Paris is a home rule-class city in Bourbon County, Kentucky, United States. It lies 18 miles (29 km) northeast of Lexington on the Stoner Fork of the Licking River. Paris is the seat of its county and forms part of the Lexington–Fayette Metropolitan Statistical Area. As of the 2010 census it had a population of 8,553.
Joseph Houston settled a station in the area in 1776, but was forced to relocate due to prior land grants. In 1786, Lawrence Protzman purchased the area of present-day Paris from its owners, platted 250 acres (100 ha) for a town, and offered land for public buildings in exchange for the Virginia legislature making the settlement the seat of the newly formed Bourbon County. In 1789, the town was formally established as Hopewell after Hopewell, New Jersey, his hometown. The next year it was renamed Paris after the French capital to match its county and honor the French assistance during the American Revolution.
Among the early settlers in the late 18th and early 19th centuries were French refugees who had fled the excesses of their own revolution. One Frenchman was noted in a 19th-century state history as having come from Calcutta, via Bengal, and settled here as a schoolteacher.
The post office was briefly known as Bourbontown or Bourbonton in the early 19th century, but there is no evidence that this name was ever formally applied to the town itself. It was incorporated as Paris in 1839 and again in 1890.
Paris is the "sister city" of Lamotte-Beuvron in France.
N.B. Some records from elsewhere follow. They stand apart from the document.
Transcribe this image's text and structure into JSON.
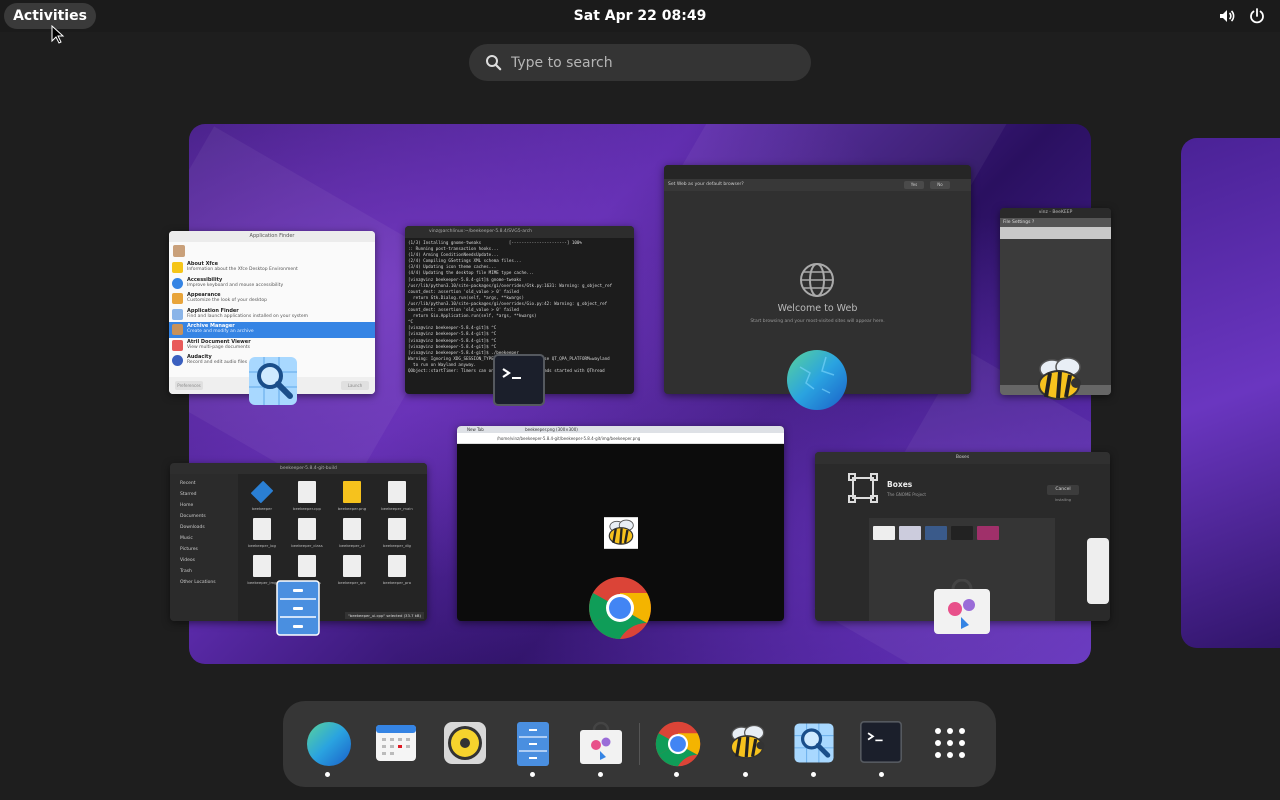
{
  "topbar": {
    "activities_label": "Activities",
    "clock": "Sat Apr 22  08:49"
  },
  "search": {
    "placeholder": "Type to search"
  },
  "windows": {
    "app_finder": {
      "title": "Application Finder",
      "items": [
        {
          "title": "About Xfce",
          "desc": "Information about the Xfce Desktop Environment"
        },
        {
          "title": "Accessibility",
          "desc": "Improve keyboard and mouse accessibility"
        },
        {
          "title": "Appearance",
          "desc": "Customize the look of your desktop"
        },
        {
          "title": "Application Finder",
          "desc": "Find and launch applications installed on your system"
        },
        {
          "title": "Archive Manager",
          "desc": "Create and modify an archive"
        },
        {
          "title": "Atril Document Viewer",
          "desc": "View multi-page documents"
        },
        {
          "title": "Audacity",
          "desc": "Record and edit audio files"
        }
      ],
      "footer_left": "Preferences",
      "footer_right": "Launch"
    },
    "terminal": {
      "title": "vinz@archlinux:~/beekeeper-5.8.4/SVG5-arch",
      "lines": [
        "(1/3) Installing gnome-tweaks           [----------------------] 100%",
        ":: Running post-transaction hooks...",
        "(1/4) Arming ConditionNeedsUpdate...",
        "(2/4) Compiling GSettings XML schema files...",
        "(3/4) Updating icon theme caches...",
        "(4/4) Updating the desktop file MIME type cache...",
        "[vinz@vinz beekeeper-5.8.4-git]$ gnome-tweaks",
        "/usr/lib/python3.10/site-packages/gi/overrides/Gtk.py:1631: Warning: g_object_ref",
        "count_dest: assertion 'old_value > 0' failed",
        "  return Gtk.Dialog.run(self, *args, **kwargs)",
        "/usr/lib/python3.10/site-packages/gi/overrides/Gio.py:42: Warning: g_object_ref",
        "count_dest: assertion 'old_value > 0' failed",
        "  return Gio.Application.run(self, *args, **kwargs)",
        "^C",
        "[vinz@vinz beekeeper-5.8.4-git]$ ^C",
        "[vinz@vinz beekeeper-5.8.4-git]$ ^C",
        "[vinz@vinz beekeeper-5.8.4-git]$ ^C",
        "[vinz@vinz beekeeper-5.8.4-git]$ ^C",
        "[vinz@vinz beekeeper-5.8.4-git]$ ./beekeeper",
        "Warning: Ignoring XDG_SESSION_TYPE=wayland on Gnome. Use QT_QPA_PLATFORM=wayland",
        "  to run on Wayland anyway.",
        "QObject::startTimer: Timers can only be used with threads started with QThread"
      ]
    },
    "web": {
      "title": "Welcome to Web",
      "subtitle": "Start browsing and your most-visited sites will appear here.",
      "infobar": "Set Web as your default browser?",
      "btn_yes": "Yes",
      "btn_no": "No"
    },
    "beekeeper": {
      "title": "vinz - BeeKEEP",
      "menu": "File  Settings  ?"
    },
    "files": {
      "title": "beekeeper-5.8.4-git-build",
      "sidebar": [
        "Recent",
        "Starred",
        "Home",
        "Documents",
        "Downloads",
        "Music",
        "Pictures",
        "Videos",
        "Trash",
        "Other Locations"
      ],
      "files": [
        "beekeeper",
        "beekeeper.cpp",
        "beekeeper.png",
        "beekeeper_main",
        "beekeeper_log",
        "beekeeper_class",
        "beekeeper_ui",
        "beekeeper_dlg",
        "beekeeper_img",
        "beekeeper_res",
        "beekeeper_qrc",
        "beekeeper_pro"
      ],
      "status": "\"beekeeper_ui.cpp\" selected (33.7 kB)"
    },
    "chrome": {
      "tab": "New Tab",
      "tab2": "beekeeper.png (300×300)",
      "address": "/home/vinz/beekeeper-5.8.4-git/beekeeper-5.8.4-git/img/beekeeper.png"
    },
    "software": {
      "title": "Boxes",
      "app_name": "Boxes",
      "app_sub": "The GNOME Project",
      "cancel": "Cancel",
      "size": "Installing"
    }
  },
  "dash": {
    "apps": [
      "web-browser",
      "calendar",
      "rhythmbox",
      "file-manager",
      "software-center",
      "chrome",
      "beekeeper",
      "image-viewer",
      "terminal",
      "app-grid"
    ]
  },
  "colors": {
    "accent": "#3584e4",
    "panel": "#1b1b1b",
    "dash": "#363636",
    "wallpaper": "#4a2296"
  }
}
According to the United States Census Bureau, the city has a total area of 6.0 square miles (15.5 km2), of which 5.9 square miles (15.4 km2) is land and 0.04 square miles (0.1 km2), or 0.52%, is water.
As of the census of 2000, there were 9,183 people, 3,857 households, and 2,487 families residing in the city.